:: Action item ::
Copy out all lines from the material that contain the string "gold".
════════════════
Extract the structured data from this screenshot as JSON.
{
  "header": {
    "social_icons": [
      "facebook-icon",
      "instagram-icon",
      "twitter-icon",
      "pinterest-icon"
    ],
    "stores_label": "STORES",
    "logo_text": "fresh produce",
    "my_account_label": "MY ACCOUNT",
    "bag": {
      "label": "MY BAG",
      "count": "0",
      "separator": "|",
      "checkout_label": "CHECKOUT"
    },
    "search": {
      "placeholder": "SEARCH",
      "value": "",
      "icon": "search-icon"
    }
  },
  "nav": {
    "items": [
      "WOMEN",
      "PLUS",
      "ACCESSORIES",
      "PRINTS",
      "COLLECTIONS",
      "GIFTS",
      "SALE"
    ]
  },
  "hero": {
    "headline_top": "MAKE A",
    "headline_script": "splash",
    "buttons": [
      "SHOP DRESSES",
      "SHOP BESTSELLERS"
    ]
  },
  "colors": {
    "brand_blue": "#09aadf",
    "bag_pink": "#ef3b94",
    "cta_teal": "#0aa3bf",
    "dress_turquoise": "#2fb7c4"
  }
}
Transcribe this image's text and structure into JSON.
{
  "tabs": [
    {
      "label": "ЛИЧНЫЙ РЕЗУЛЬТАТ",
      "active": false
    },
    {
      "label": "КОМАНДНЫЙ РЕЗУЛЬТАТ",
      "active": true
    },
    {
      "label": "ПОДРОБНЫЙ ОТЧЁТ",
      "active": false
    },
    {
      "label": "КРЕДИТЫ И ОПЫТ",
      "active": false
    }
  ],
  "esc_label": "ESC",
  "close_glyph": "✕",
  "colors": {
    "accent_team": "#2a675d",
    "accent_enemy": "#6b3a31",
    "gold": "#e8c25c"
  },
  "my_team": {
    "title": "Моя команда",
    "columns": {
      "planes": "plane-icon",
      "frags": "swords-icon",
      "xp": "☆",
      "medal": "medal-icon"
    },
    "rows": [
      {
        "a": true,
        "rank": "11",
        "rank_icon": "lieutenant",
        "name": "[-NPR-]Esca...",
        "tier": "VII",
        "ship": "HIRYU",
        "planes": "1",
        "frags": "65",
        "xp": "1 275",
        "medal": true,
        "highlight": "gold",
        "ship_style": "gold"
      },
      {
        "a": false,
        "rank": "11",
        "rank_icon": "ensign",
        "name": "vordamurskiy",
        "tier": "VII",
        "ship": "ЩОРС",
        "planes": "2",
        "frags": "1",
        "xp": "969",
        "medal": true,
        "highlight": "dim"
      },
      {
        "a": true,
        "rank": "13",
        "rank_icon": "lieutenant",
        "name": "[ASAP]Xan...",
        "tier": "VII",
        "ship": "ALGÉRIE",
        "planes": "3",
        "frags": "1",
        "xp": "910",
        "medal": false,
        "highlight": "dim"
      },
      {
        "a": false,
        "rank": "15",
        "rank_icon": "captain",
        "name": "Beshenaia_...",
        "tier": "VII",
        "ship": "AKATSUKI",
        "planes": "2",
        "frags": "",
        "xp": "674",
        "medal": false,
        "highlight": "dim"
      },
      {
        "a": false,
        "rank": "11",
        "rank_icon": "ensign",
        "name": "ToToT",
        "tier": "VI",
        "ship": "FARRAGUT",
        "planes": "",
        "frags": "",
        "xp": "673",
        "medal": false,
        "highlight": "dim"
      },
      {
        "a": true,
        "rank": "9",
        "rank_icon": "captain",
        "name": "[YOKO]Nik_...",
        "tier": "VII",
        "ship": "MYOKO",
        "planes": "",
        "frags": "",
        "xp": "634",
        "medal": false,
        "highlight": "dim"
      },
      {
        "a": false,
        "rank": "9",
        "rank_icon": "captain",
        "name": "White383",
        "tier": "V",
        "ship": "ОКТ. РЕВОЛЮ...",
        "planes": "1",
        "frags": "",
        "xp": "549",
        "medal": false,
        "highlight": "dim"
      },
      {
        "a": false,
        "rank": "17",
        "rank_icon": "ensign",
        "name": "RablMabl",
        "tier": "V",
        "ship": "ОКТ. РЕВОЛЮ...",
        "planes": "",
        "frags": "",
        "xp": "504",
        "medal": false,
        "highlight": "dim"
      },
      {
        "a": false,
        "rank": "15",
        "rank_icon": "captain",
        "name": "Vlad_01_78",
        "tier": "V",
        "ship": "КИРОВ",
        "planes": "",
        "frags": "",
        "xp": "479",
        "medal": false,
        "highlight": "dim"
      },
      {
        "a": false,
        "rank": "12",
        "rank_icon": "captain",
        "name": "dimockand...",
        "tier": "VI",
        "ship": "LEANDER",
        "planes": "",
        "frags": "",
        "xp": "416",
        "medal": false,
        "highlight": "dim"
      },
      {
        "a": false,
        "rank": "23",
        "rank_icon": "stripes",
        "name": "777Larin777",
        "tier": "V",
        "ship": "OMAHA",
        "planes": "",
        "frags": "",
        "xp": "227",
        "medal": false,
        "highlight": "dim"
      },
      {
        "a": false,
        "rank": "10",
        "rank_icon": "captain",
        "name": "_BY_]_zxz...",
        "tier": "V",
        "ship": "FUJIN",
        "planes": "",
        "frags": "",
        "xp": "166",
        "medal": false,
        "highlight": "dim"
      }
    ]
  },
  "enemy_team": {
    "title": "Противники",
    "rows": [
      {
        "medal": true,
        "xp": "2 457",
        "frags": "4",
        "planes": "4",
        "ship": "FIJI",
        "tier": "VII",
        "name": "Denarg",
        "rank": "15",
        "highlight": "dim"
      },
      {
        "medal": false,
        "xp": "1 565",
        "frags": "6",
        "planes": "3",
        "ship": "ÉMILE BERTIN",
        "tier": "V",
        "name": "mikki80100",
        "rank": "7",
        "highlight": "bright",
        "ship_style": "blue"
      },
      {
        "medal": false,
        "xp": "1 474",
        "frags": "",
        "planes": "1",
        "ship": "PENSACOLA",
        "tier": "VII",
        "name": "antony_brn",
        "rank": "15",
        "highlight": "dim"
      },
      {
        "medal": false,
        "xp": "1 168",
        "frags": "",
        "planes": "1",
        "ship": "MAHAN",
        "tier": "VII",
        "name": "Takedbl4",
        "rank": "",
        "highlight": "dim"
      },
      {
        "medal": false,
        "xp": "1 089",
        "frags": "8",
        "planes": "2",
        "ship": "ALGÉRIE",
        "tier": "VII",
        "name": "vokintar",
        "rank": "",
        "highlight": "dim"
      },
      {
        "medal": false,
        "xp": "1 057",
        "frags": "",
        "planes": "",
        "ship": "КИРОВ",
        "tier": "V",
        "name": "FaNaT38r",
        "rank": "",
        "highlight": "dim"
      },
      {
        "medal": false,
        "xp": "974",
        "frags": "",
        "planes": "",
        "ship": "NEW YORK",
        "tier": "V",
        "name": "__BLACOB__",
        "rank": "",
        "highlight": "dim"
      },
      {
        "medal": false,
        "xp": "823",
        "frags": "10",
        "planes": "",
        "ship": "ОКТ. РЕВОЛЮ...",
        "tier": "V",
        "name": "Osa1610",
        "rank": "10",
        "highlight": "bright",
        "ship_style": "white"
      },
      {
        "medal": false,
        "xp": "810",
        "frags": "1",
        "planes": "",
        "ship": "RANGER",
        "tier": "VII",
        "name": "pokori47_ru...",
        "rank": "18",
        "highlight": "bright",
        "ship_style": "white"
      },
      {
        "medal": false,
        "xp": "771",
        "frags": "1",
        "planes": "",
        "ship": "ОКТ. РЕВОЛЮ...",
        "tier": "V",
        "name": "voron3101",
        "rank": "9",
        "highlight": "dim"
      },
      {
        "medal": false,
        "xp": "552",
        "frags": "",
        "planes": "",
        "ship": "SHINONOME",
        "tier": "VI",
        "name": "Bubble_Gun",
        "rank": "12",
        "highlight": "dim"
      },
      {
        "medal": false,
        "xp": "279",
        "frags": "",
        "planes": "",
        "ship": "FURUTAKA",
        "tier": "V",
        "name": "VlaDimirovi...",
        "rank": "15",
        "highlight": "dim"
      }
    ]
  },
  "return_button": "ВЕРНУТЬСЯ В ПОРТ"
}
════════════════
:: Response to the task ::
    "gold": "#e8c25c"
        "highlight": "gold",
        "ship_style": "gold"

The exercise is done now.